Exercise objective: Beneath this task are records; count how many lines include the string "Rotator" and answer with that number alone.

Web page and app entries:
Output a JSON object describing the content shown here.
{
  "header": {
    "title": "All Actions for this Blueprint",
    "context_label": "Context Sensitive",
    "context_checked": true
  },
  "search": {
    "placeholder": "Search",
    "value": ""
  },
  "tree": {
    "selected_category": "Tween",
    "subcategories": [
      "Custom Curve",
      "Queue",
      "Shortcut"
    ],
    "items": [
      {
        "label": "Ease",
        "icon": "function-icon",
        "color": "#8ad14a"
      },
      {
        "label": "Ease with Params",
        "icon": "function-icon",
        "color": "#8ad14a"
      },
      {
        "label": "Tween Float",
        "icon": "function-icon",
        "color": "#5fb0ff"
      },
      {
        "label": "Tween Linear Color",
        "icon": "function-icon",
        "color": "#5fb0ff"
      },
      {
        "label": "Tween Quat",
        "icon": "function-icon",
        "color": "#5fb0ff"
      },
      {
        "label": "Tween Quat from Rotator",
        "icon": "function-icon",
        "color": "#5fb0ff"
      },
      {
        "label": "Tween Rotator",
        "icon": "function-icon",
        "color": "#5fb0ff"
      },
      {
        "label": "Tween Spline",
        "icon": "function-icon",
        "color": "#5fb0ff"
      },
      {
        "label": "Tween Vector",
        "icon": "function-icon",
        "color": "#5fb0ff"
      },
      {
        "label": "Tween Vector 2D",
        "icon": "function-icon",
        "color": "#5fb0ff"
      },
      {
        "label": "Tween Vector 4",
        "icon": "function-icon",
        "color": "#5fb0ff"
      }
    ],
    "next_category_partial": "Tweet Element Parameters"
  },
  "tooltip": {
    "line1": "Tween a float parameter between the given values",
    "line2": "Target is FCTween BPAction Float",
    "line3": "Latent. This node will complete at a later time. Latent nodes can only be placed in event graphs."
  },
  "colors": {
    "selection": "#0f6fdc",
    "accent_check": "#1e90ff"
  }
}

Response below: 2